What a wonderful and comforting promise made to us all that we can cling to like a life preserver, which is what God’s promises are – life preservers. And then Paul speaks about God’s promises when he says – the gifts and the calling of God are irrevocable. God cannot and will not revoke his promises to us.
Now let’s give Peter credit where credit is due. When he began to doubt and began to sink he immediately called out to Jesus – Lord, save me. He didn’t turn to his own strength and try to swim back to the boat or struggle against the wind and waves – he turned to Jesus again and cries out to him – Lord, save me. Doubts are going to happen. Storms are going to happen in our lives. It will feel like God is not in control, like it did to Peter. But that’s when we remember God’s promise to us – I am with you always – and we cry out to him – Lord, save me. And the promise – everyone who calls on the name of the Lord will be saved.
Let’s now look at our Gospel reading where, again, we see faith at work in extraordinary circumstances. We have here a mother who is definitely not an Israelite. She is a Canaanite. Jesus himself acknowledges that: “I was sent only to the lost sheep of the house of Israel.” But she came and knelt before him, saying, “Lord, help me.” He answered, “It is not fair to take the children’s food and throw it to the dogs. So again, like Peter, almost identical words – Lord, help me – Lord, save me. And even though Jesus seemingly rejects her request because she was not of the Israelite children of God – she falls back, not onto a family heritage – but on the promise of God that is irrevocable. Yes, Lord, but even the dogs eat the crumbs that fall from their masters’ table.” Then Jesus answered her, “Woman, great is your faith! Let it be done for you as you wish.” And her daughter was healed instantly.
The world is holding out for a vaccine to be produced by the scientific world for comfort. Until that day what do we do? Do we live in fear? What if a vaccine is years away? What if there’s not enough to go around?
Remember, it only took a perceived shortage of toilet paper to send people into a frenzy – even violence.

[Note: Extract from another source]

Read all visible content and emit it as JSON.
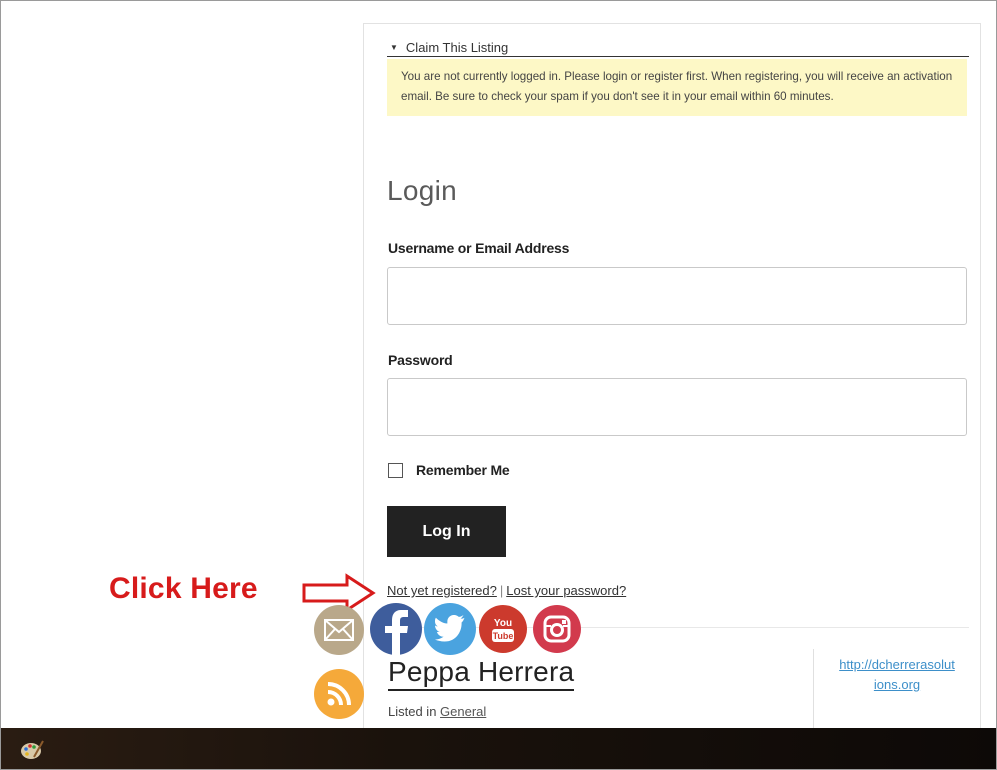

But we as Christians have a far greater assurance – the promise of God who promised “Never will I leave you; never will I forsake you.” (Hebrews 13:5)
Whether healing for our world, our nation, our state comes from a vaccine or from the miraculous healing of God’s hands – it is through prayer to our loving heavenly Father and his assurance that he will never leave us or forsake us because his promises are irrevocable. And that’s where we find our comfort. That means God can never go back on his promise to us. His promise to be with us always. His promise to assure our salvation.

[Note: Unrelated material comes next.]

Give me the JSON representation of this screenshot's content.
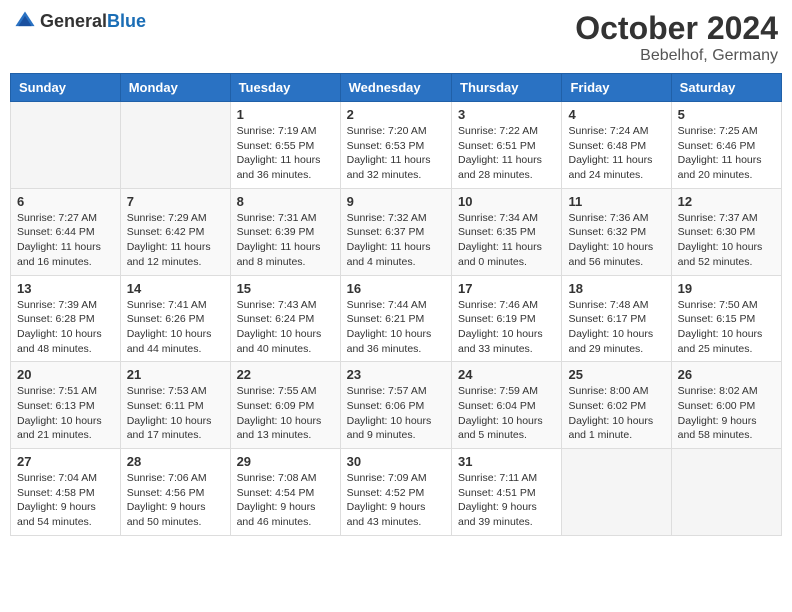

His promise to love us unconditionally.
Yes there are times when I doubt this world and what is happening. That’s natural. But we must never doubt God’s almighty power and that he is Lord of Heaven and Earth. And that nothing can separate us from the love of God that is in Christ Jesus our Lord. The Canaanite woman did not give up her faith in Jesus even though the disciples kept urging Jesus to “Send her away” And it was these same disciples that said the very same thing to Jesus about the hungry crowds when they felt that their worldly provisions were not enough to feed them – “send them away”. They kept looking to their own strength which was not enough for the problems they faced. But God sends no one away. And even though it might seem like we are in a hopeless situation, nothing is impossible with God because hope does not disappoint us when our hope is in Jesus Christ our Lord. So let us keep persevering like this Canaanite woman urging Jesus to help us and trust that he is in control and is always in control and if God is on our side, who can be against us.